Shortly after Hurricane Katrina left, some residents of New Orleans who remained in the city started looting stores in search of food and water that were not available to them through other means. There were also reports of carjacking, murders, thefts and rapes in the city, although many of these reports were found inaccurate due to the confusion. Then Louisiana Governor Kathleen Blanco had to temporarily deputize members of the National Guard and other federal troops to quell the looting and rioting. The governor said: “They have M16s and are locked and loaded. These troops know how to shoot and kill and I expect they will.”

Essentially Japan’s culture is a (largely) moderate, deferential, conformist, self-negating and (most importantly) united nation.

America is (largely) individualistic, greedy, bitchy and (most importantly) disunited.

From Colin Woodard’s sensational series of posts about America for Bloomberg:

The U.S. is wracked by internal discord between two blocs formed by seven of its 11 regional nations — the conservative bloc that includes the Deep South, Tidewater and much of greater Appalachia, pitted against the more liberal alliance of Yankeedom, New Netherland, the Midlands and the Left Coast. Increasingly, through American history, the conflict between these two blocs has been driving the nation apart.

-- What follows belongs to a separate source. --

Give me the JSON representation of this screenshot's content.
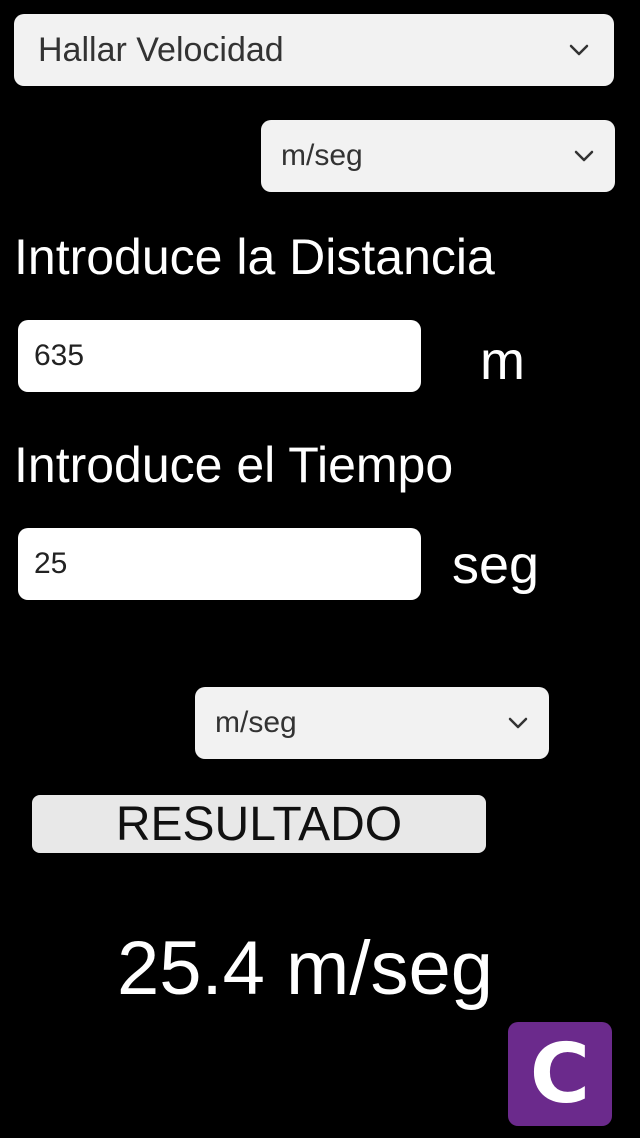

The country has been exhibiting the classic symptoms of an empire in decline. Kevin Phillips — the political strategist who, back in 1969, used regional ethnography to accurately predict the ensuing 40 years of American political development – – has pointed out parallels with late imperial Holland and Britain. Like its superpower predecessors, the U.S. has built up a staggering trade deficit and sovereign debt while overreaching militarily. As financial services have come to account for a larger and larger share of national output, religious extremists have come to play a bigger and bigger role in political life.

Once a great exporter of innovations, products and financial capital, the U.S. is now deeply indebted to China, on which America relies for much of what it consumes and, increasingly, for the scientists and engineers who are needed by research and development firms and institutions. The U.S. citizenry is divided along regional lines. The country’s military has been mired in expensive and frustrating counterinsurgency wars in Mesopotamia and Central Asia, while barbarians have stormed the gates of Washington and Wall Street, killing thousands in the surprise attacks of September 2001.

Add in the damage to public confidence in the electoral system caused by the 2000 election, the near-total meltdown of the financial sector in 2008, and extreme political dysfunction in the capital, and it’s clear the U.S. hasn’t started the 21st century auspiciously.

Simply, America will blow up into secessionism, class warfare and civil unrest before standards of living for the middle class drop by anything like they have in Japan. The people will get mad as hell, and they just won’t take it anymore. They only hope for America is some kind of real recovery, coupled with new growth, and less dependence on foreign energy and goods. But with a zombified Japanised economy consisting largely of bailed-out uncompetitive failures there is little hope of that.

Civil unrest, followed by secessions, followed by a Second American revolution, is a far more likely scenario.